'Take a look in mirror,' watchdog told as tracker scandal bill to hit €1bn
The cost of the tracker scandal for the banks is approaching €1bn. The revelation came as Central Bank governor Philip Lane was told that regulators should examine themselves when they are conducting a review of the anti-consumer culture in lenders.
The Oireachtas Finance Committee was told lenders had been "hoodwinking" the Central Bank.
The Central Bank is conducting a review into the culture in the banks, after being requested to do so by Finance Minister Paschal Donohoe.
Committee chairman John McGuinness told Prof Lane to get a big mirror when investigating banking culture, to examine the role of regulators. "When you are investigating the culture in the banks I hope you have a big mirror down there in the Central Bank and you will look into it," he said.
"Their attitude is shocking to a degree that no country or parliament or society should accept it - and you regulate them."
The committee heard that the main lenders have made combined provisions of €900m in respect of the examination. This is broken down as €600m for redress and compensation, and €300m for lender costs.

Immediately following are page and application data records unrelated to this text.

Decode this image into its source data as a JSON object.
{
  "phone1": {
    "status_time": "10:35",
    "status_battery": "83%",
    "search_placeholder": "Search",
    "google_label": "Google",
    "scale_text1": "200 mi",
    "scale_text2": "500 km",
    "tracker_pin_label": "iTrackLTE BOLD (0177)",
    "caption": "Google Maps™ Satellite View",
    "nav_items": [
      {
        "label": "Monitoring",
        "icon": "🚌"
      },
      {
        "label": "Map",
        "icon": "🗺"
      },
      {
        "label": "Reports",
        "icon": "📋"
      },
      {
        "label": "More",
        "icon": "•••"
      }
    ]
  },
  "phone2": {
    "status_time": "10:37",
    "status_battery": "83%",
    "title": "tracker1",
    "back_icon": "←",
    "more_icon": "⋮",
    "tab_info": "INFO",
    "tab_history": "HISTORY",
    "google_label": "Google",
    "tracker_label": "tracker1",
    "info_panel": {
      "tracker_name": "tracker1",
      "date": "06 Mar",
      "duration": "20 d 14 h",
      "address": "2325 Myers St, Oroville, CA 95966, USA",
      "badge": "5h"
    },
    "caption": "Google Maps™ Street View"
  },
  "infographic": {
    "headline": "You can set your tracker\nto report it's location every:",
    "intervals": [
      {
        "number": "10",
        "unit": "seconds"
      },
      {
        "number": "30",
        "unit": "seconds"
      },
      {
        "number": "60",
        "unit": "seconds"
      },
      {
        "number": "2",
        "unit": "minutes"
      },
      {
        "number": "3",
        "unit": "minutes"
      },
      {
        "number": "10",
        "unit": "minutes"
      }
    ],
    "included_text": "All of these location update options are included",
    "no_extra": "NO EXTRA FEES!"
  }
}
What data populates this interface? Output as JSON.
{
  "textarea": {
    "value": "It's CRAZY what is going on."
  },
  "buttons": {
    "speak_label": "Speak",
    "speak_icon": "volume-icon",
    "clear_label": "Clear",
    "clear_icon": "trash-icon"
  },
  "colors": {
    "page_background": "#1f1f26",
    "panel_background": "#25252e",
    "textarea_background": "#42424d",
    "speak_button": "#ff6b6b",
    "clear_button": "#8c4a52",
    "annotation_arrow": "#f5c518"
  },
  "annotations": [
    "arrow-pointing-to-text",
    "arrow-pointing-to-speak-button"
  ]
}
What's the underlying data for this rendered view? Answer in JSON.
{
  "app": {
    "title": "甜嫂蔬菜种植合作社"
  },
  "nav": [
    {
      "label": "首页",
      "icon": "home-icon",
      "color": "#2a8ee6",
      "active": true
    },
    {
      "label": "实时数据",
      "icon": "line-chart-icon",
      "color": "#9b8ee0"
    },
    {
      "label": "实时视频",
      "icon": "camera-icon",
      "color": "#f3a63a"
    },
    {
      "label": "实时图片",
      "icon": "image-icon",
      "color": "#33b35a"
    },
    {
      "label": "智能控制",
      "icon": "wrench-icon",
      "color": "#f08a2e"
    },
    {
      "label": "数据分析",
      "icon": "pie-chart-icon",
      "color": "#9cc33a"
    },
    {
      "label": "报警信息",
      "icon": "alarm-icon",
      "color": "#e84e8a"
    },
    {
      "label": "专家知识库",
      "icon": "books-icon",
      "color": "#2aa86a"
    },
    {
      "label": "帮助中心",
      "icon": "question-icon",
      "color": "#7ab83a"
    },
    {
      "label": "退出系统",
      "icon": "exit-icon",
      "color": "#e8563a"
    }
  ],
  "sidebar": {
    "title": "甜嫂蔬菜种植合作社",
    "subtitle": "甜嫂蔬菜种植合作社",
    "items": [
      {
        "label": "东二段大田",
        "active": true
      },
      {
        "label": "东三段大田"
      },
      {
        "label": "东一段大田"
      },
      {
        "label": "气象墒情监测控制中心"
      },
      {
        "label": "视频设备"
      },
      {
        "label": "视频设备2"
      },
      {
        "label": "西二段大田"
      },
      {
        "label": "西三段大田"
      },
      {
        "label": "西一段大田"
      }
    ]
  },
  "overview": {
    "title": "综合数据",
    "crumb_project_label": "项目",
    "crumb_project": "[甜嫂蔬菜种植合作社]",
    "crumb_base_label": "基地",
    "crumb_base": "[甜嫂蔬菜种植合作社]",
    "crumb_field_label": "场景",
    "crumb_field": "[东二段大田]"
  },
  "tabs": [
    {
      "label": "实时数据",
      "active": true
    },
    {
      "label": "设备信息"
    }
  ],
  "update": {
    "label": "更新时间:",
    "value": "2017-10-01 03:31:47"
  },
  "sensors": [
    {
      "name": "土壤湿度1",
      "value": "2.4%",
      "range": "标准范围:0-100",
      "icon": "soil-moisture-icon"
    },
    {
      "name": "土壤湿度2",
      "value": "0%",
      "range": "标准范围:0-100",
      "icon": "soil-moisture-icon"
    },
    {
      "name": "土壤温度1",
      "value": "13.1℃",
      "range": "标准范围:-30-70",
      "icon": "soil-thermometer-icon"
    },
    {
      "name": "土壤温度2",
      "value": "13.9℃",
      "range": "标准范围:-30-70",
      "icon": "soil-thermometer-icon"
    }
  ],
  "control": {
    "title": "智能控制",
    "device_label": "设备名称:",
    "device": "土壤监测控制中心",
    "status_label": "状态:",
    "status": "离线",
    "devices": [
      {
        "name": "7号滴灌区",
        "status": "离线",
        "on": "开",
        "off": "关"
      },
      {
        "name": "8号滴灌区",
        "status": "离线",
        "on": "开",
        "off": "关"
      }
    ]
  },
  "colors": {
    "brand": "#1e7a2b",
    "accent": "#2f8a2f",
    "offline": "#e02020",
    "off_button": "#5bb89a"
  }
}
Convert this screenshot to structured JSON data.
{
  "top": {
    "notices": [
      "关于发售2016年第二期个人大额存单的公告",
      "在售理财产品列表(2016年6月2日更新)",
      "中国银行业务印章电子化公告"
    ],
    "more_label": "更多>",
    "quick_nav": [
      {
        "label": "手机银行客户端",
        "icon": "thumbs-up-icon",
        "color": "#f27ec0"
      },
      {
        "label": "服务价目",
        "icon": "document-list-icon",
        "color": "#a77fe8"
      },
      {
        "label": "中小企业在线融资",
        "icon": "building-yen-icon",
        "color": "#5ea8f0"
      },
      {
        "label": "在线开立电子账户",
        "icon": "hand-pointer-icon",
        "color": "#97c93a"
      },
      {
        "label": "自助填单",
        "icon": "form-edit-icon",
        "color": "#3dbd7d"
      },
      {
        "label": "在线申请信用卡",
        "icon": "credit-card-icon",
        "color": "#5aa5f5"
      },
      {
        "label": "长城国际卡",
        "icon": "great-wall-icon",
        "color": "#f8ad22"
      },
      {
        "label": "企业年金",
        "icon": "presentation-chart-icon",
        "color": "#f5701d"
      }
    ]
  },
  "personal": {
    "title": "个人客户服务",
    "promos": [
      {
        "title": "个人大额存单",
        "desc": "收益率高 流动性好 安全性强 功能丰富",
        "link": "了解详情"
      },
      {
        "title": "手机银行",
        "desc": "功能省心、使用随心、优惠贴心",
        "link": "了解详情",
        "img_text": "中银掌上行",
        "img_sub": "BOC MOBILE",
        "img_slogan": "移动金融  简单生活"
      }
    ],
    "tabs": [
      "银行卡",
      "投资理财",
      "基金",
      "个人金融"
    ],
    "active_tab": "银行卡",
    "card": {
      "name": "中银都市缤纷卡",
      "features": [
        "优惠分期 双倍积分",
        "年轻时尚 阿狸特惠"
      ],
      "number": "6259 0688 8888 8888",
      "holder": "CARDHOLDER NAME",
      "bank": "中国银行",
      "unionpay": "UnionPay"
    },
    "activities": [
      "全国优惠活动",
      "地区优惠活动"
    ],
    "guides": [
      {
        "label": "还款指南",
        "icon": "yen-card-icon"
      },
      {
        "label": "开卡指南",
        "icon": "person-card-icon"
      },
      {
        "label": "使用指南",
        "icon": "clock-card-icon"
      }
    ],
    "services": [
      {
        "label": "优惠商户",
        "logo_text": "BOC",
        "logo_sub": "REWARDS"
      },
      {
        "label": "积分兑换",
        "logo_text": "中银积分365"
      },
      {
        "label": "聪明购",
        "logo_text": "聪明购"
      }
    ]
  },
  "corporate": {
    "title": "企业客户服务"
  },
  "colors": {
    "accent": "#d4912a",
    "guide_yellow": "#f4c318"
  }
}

Prof Lane said one lender had up to 500 people working on its redress scheme. And the bill is likely to be higher, as the €900m figure does not include fines.
The committee was told just before Christmas that banks discovered 13,600 extra cases following pressure from the regulator. Close to 34,000 bank customers had good-value trackers wrongly taken off them or were put on the wrong rate.